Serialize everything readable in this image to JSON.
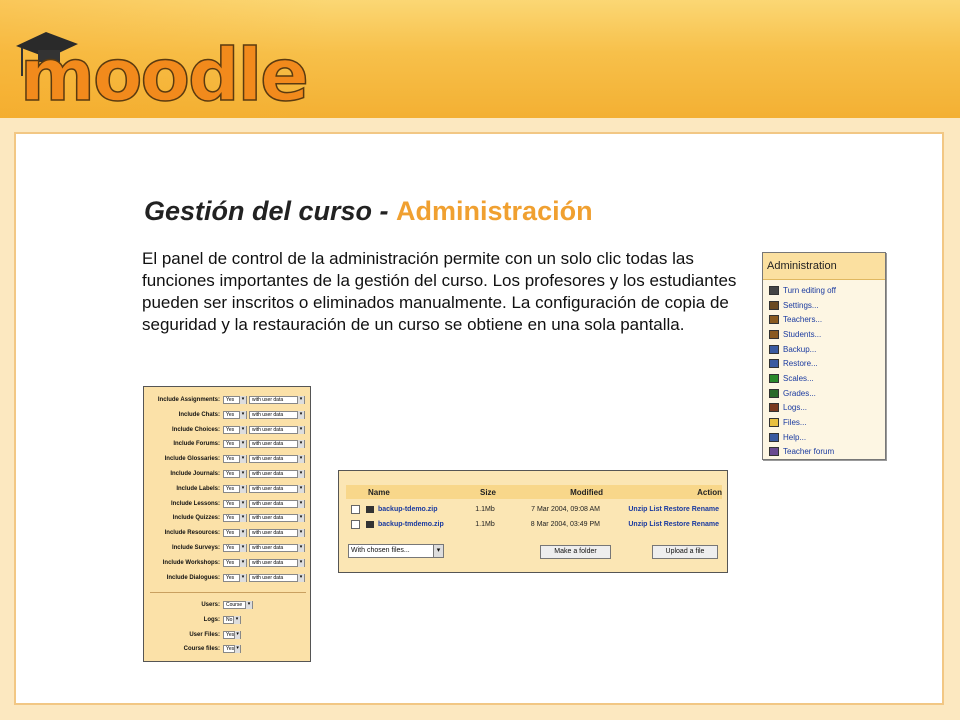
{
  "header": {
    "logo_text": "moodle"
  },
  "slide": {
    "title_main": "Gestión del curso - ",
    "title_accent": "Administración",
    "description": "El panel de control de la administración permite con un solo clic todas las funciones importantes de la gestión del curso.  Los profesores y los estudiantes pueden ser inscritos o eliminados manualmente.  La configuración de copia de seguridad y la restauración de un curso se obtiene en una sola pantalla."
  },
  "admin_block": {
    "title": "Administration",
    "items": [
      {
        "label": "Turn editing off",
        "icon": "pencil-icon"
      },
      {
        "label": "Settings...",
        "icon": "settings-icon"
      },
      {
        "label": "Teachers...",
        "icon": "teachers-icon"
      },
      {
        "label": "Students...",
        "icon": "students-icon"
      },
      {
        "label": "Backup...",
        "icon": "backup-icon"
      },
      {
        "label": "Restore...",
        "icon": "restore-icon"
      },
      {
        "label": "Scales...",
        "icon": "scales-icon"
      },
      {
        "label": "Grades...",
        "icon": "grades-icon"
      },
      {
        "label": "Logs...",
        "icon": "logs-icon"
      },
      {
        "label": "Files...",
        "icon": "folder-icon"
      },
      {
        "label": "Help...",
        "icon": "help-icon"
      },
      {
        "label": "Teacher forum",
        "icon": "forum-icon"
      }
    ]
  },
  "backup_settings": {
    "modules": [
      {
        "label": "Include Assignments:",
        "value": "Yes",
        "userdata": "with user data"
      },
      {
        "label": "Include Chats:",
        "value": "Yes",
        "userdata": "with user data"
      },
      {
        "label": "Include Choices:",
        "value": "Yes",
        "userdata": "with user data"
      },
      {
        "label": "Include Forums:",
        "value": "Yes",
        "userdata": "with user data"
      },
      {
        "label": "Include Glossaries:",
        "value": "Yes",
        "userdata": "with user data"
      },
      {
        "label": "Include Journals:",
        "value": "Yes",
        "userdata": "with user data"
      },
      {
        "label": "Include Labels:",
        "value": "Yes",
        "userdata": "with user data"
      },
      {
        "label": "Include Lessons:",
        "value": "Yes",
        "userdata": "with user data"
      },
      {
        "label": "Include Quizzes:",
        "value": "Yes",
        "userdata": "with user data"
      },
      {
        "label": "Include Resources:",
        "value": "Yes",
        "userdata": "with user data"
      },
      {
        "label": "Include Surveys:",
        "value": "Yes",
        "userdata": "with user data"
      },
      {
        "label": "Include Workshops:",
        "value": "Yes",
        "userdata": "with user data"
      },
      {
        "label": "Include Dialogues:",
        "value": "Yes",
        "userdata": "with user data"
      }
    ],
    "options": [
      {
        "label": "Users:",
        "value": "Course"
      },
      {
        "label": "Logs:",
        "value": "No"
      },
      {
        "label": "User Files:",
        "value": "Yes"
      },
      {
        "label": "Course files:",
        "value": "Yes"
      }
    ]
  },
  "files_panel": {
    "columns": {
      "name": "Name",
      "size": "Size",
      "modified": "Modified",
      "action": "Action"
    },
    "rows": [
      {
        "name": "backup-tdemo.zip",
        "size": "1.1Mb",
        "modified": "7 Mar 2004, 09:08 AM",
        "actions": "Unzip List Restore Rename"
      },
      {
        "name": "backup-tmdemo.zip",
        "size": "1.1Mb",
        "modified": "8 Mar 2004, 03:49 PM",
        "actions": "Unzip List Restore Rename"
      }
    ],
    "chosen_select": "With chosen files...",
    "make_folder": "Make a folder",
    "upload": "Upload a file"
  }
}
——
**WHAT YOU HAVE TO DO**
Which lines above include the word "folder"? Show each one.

**YOUR RESPONSE**
        "icon": "folder-icon"
    "make_folder": "Make a folder",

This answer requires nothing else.